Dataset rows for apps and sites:

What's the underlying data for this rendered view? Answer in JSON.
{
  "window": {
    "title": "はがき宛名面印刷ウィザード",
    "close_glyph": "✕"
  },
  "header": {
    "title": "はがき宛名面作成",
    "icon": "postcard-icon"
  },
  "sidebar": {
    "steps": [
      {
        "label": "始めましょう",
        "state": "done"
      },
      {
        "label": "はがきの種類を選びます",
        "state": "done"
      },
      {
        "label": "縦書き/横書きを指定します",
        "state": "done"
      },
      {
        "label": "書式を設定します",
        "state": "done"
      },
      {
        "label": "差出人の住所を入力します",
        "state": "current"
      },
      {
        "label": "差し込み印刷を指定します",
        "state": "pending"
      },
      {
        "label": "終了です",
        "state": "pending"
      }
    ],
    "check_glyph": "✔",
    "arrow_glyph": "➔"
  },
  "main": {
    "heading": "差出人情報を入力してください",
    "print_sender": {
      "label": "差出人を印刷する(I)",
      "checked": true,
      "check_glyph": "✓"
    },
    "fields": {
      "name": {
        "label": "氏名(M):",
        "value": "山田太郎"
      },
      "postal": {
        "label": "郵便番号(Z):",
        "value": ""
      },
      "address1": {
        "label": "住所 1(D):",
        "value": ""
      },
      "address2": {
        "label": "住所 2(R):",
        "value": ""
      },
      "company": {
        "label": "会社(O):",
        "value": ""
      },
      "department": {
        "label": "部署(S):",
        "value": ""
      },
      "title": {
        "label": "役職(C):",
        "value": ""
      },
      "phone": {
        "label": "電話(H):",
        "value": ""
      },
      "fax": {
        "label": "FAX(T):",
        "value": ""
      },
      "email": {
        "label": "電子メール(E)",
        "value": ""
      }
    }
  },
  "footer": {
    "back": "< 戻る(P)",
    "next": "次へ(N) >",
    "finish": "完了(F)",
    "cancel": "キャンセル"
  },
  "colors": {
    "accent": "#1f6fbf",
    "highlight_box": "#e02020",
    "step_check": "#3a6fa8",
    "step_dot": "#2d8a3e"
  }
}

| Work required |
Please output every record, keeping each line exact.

| Finished task |
What's the underlying data for this rendered view? Answer in JSON.
{
  "window": {
    "title": "はがき宛名面印刷ウィザード",
    "close_glyph": "✕"
  },
  "header": {
    "title": "はがき宛名面作成",
    "icon": "postcard-icon"
  },
  "sidebar": {
    "steps": [
      {
        "label": "始めましょう",
        "state": "done"
      },
      {
        "label": "はがきの種類を選びます",
        "state": "done"
      },
      {
        "label": "縦書き/横書きを指定します",
        "state": "done"
      },
      {
        "label": "書式を設定します",
        "state": "done"
      },
      {
        "label": "差出人の住所を入力します",
        "state": "current"
      },
      {
        "label": "差し込み印刷を指定します",
        "state": "pending"
      },
      {
        "label": "終了です",
        "state": "pending"
      }
    ],
    "check_glyph": "✔",
    "arrow_glyph": "➔"
  },
  "main": {
    "heading": "差出人情報を入力してください",
    "print_sender": {
      "label": "差出人を印刷する(I)",
      "checked": true,
      "check_glyph": "✓"
    },
    "fields": {
      "name": {
        "label": "氏名(M):",
        "value": "山田太郎"
      },
      "postal": {
        "label": "郵便番号(Z):",
        "value": ""
      },
      "address1": {
        "label": "住所 1(D):",
        "value": ""
      },
      "address2": {
        "label": "住所 2(R):",
        "value": ""
      },
      "company": {
        "label": "会社(O):",
        "value": ""
      },
      "department": {
        "label": "部署(S):",
        "value": ""
      },
      "title": {
        "label": "役職(C):",
        "value": ""
      },
      "phone": {
        "label": "電話(H):",
        "value": ""
      },
      "fax": {
        "label": "FAX(T):",
        "value": ""
      },
      "email": {
        "label": "電子メール(E)",
        "value": ""
      }
    }
  },
  "footer": {
    "back": "< 戻る(P)",
    "next": "次へ(N) >",
    "finish": "完了(F)",
    "cancel": "キャンセル"
  },
  "colors": {
    "accent": "#1f6fbf",
    "highlight_box": "#e02020",
    "step_check": "#3a6fa8",
    "step_dot": "#2d8a3e"
  }
}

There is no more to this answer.